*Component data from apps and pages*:

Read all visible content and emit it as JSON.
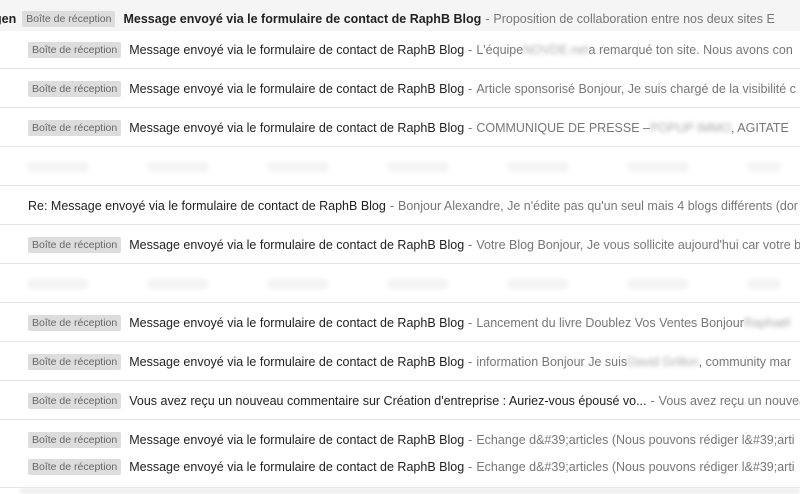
{
  "inbox": {
    "rows": [
      {
        "sender": "gen",
        "label": "Boîte de réception",
        "subject": "Message envoyé via le formulaire de contact de RaphB Blog",
        "snippet": "Proposition de collaboration entre nos deux sites E",
        "blur": "",
        "after": ""
      },
      {
        "label": "Boîte de réception",
        "subject": "Message envoyé via le formulaire de contact de RaphB Blog",
        "snippet": "L'équipe ",
        "blur": "NOVDE.net",
        "after": " a remarqué ton site. Nous avons con"
      },
      {
        "label": "Boîte de réception",
        "subject": "Message envoyé via le formulaire de contact de RaphB Blog",
        "snippet": "Article sponsorisé Bonjour, Je suis chargé de la visibilité c",
        "blur": "",
        "after": ""
      },
      {
        "label": "Boîte de réception",
        "subject": "Message envoyé via le formulaire de contact de RaphB Blog",
        "snippet": "COMMUNIQUE DE PRESSE – ",
        "blur": "POPUP IMMO",
        "after": ", AGITATE"
      },
      {
        "label": "",
        "subject": "",
        "snippet": "",
        "blur": "",
        "after": ""
      },
      {
        "label": "",
        "subject": "Re: Message envoyé via le formulaire de contact de RaphB Blog",
        "snippet": "Bonjour Alexandre, Je n'édite pas qu'un seul mais 4 blogs différents (dor",
        "blur": "",
        "after": ""
      },
      {
        "label": "Boîte de réception",
        "subject": "Message envoyé via le formulaire de contact de RaphB Blog",
        "snippet": "Votre Blog Bonjour, Je vous sollicite aujourd'hui car votre b",
        "blur": "",
        "after": ""
      },
      {
        "label": "",
        "subject": "",
        "snippet": "",
        "blur": "",
        "after": ""
      },
      {
        "label": "Boîte de réception",
        "subject": "Message envoyé via le formulaire de contact de RaphB Blog",
        "snippet": "Lancement du livre Doublez Vos Ventes Bonjour ",
        "blur": "Raphaël",
        "after": ""
      },
      {
        "label": "Boîte de réception",
        "subject": "Message envoyé via le formulaire de contact de RaphB Blog",
        "snippet": "information Bonjour Je suis ",
        "blur": "David Grillon",
        "after": ", community mar"
      },
      {
        "label": "Boîte de réception",
        "subject": "Vous avez reçu un nouveau commentaire sur Création d'entreprise : Auriez-vous épousé vo...",
        "snippet": "Vous avez reçu un nouveau",
        "blur": "",
        "after": ""
      },
      {
        "label": "Boîte de réception",
        "subject": "Message envoyé via le formulaire de contact de RaphB Blog",
        "snippet": "Echange d&#39;articles (Nous pouvons rédiger l&#39;arti",
        "blur": "",
        "after": ""
      },
      {
        "label": "Boîte de réception",
        "subject": "Message envoyé via le formulaire de contact de RaphB Blog",
        "snippet": "Echange d&#39;articles (Nous pouvons rédiger l&#39;arti",
        "blur": "",
        "after": ""
      }
    ],
    "dash": "-"
  }
}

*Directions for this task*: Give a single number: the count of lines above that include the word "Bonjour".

*Solution for this problem*: 5